Sunday, August 23, 2015

Lake Lesson Two

Sitting on the shore of a mountain lake, I felt the same breeze that rippled the water. Rocks rose out of the water like a Japanese garden.

I felt only tranquility. Asked no questions. Barely thought. But thought enough to take a photograph. 

Aware of beauty. Aware of serenity. I think I was hoping to capture the peace. But peace cannot be captured. It just falls upon you like mist or rises up in internal stillness.

It was one of those moments when I realized that I was the rocks and the lake and the sky and the clouds. The breeze and the ripples. The wet and the dry. The permanent and the transitory. It is all the same. Somehow.

Within the rhythmic cycles of creation, everything is a complexity within a complexity. And yet—and yet—all things are simply components of a wholeness in which each of us is a component. And this is a truth beyond comprehension… perhaps beyond expression. But expression is worth a try.

So I try.

Saturday, August 15, 2015

Lake Lesson

When this little girl arrived at Cataract Lake (near Silverthorne, Colorado) she went through a panoply of emotions. First, she was curious and a little envious as her older brother waded in the lake. She struggled in her mother’s arms, trying to reach the water and protested mightily when momentarily prevented (so mom could remove her socks and shoes). Once these impediments were removed, she was lowered gently onto the sandy shore. When her feet touched the grainy surface, she retracted her legs as fast as a thought. Then her mom held her over the water and lowered her enough to feel the liquid. Again, legs were retracted and held above the lake . . . until mom lowered her again. This time, the legs came down. And stayed down. Mom removed some of her clothes and let her walk … first on the now accepted sand and then into the water. Her smile was radiant. Her step, initially tentative, grew more assured. She discovered her ability to splash. Her joy was complete.

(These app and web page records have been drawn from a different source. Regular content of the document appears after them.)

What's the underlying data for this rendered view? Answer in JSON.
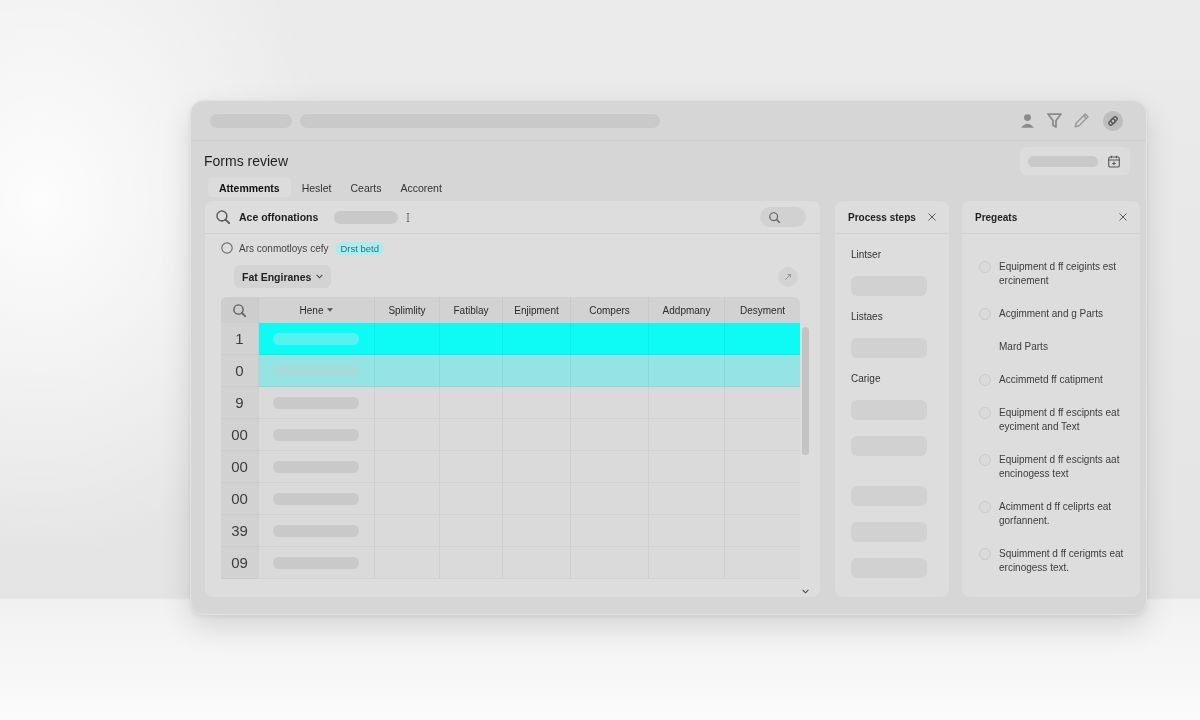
{
  "top_bar": {
    "loading": true
  },
  "header": {
    "title": "Forms review",
    "date_field": {
      "loading": true
    }
  },
  "tabs": [
    {
      "label": "Attemments",
      "selected": true
    },
    {
      "label": "Heslet",
      "selected": false
    },
    {
      "label": "Cearts",
      "selected": false
    },
    {
      "label": "Accorent",
      "selected": false
    }
  ],
  "main": {
    "search": {
      "label": "Ace offonations",
      "loading": true
    },
    "status": {
      "text": "Ars conmotloys cefy",
      "badge": "Drst betd"
    },
    "filter": {
      "label": "Fat Engiranes"
    },
    "table": {
      "columns": [
        {
          "label": "Hene",
          "sorted": true
        },
        {
          "label": "Splimlity",
          "sorted": false
        },
        {
          "label": "Fatiblay",
          "sorted": false
        },
        {
          "label": "Enjipment",
          "sorted": false
        },
        {
          "label": "Compers",
          "sorted": false
        },
        {
          "label": "Addpmany",
          "sorted": false
        },
        {
          "label": "Desyment",
          "sorted": false
        }
      ],
      "rows": [
        {
          "number": "1",
          "selected": true,
          "highlighted": false,
          "loading": true
        },
        {
          "number": "0",
          "selected": false,
          "highlighted": true,
          "loading": true
        },
        {
          "number": "9",
          "selected": false,
          "highlighted": false,
          "loading": true
        },
        {
          "number": "00",
          "selected": false,
          "highlighted": false,
          "loading": true
        },
        {
          "number": "00",
          "selected": false,
          "highlighted": false,
          "loading": true
        },
        {
          "number": "00",
          "selected": false,
          "highlighted": false,
          "loading": true
        },
        {
          "number": "39",
          "selected": false,
          "highlighted": false,
          "loading": true
        },
        {
          "number": "09",
          "selected": false,
          "highlighted": false,
          "loading": true
        }
      ]
    }
  },
  "process_steps": {
    "title": "Process steps",
    "sections": [
      {
        "label": "Lintser",
        "fields": [
          {
            "kind": "input"
          }
        ]
      },
      {
        "label": "Listaes",
        "fields": [
          {
            "kind": "input"
          }
        ]
      },
      {
        "label": "Carige",
        "fields": [
          {
            "kind": "input"
          },
          {
            "kind": "input"
          }
        ]
      },
      {
        "fields": [
          {
            "kind": "input"
          },
          {
            "kind": "input"
          },
          {
            "kind": "input"
          }
        ]
      }
    ]
  },
  "right_panel": {
    "title": "Pregeats",
    "items": [
      {
        "kind": "option",
        "checked": false,
        "text": "Equipment d ff ceigints est ercinement"
      },
      {
        "kind": "option",
        "checked": false,
        "text": "Acgimment and g Parts"
      },
      {
        "kind": "label",
        "text": "Mard Parts"
      },
      {
        "kind": "option",
        "checked": false,
        "text": "Accimmetd ff catipment"
      },
      {
        "kind": "option",
        "checked": false,
        "text": "Equipment d ff escipnts eat eyciment and Text"
      },
      {
        "kind": "option",
        "checked": false,
        "text": "Equipment d ff escignts aat encinogess text"
      },
      {
        "kind": "option",
        "checked": false,
        "text": "Acimment d ff celiprts eat gorfannent."
      },
      {
        "kind": "option",
        "checked": false,
        "text": "Squimment d ff cerigmts eat ercinogess text."
      }
    ]
  }
}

That’s one of the great things about kids. They discover things – water, lakes, sand. They delight in discovery. And, if we pay attention, we can learn from them … and we too can see the wondrous-ness of a mountain lake.

Thursday, August 6, 2015

Cat-astrophy Addendum

I ended a recent post with these words:

Petting purring cats is
the closest
Humans come
to symbiosis

I wouldn't pet a cactus
even if it purred.

To these pearls of wisdom I here add the following

It is not good practice
To pet a cactus
It has no fur
And cannot purr

I wouldn't pet a cactus
even if it purred.

That's all folks!

Tuesday, August 4, 2015


Various disasters greeted me when I came downstairs this morning.

Guinness (the cat) had opened the cupboard under the sink and knocked over the wastebasket, which in turn had knocked over the ‘Comet’, which in turn had spilled onto the rug. In the dining area, flowers had been pulled from the table arrangement. Three leaves had been vomited onto three different areas of the carpet.

Why do I put up with this?

Over the now nearly 13 years that I have had Guinness and Herbie I’ve recorded various vignettes about my cats – the broken living room lamp, the shredded toilet paper, the cat vomit, the toppled Christmas tree.

Why do I put up with them?

… because they put up with me.

When they aren’t sleeping, they supervise me. When I’m working at my computer, they lie in the drawer by the keyboard or on the pillow at the corner of the desk.

Their antics make me laugh. Their postures make me smile. They seem to know when I need comfort and they cuddle and purr until I feel better. We have routines that make all three of us feel better. Ways to play and ways to snuggle.

I found something I wrote a while ago.

     Petting purring cats is
     the closest
     humans come
     to symbiosis.

     I wouldn’t pet a cactus
     even if it purred.

It’s still true.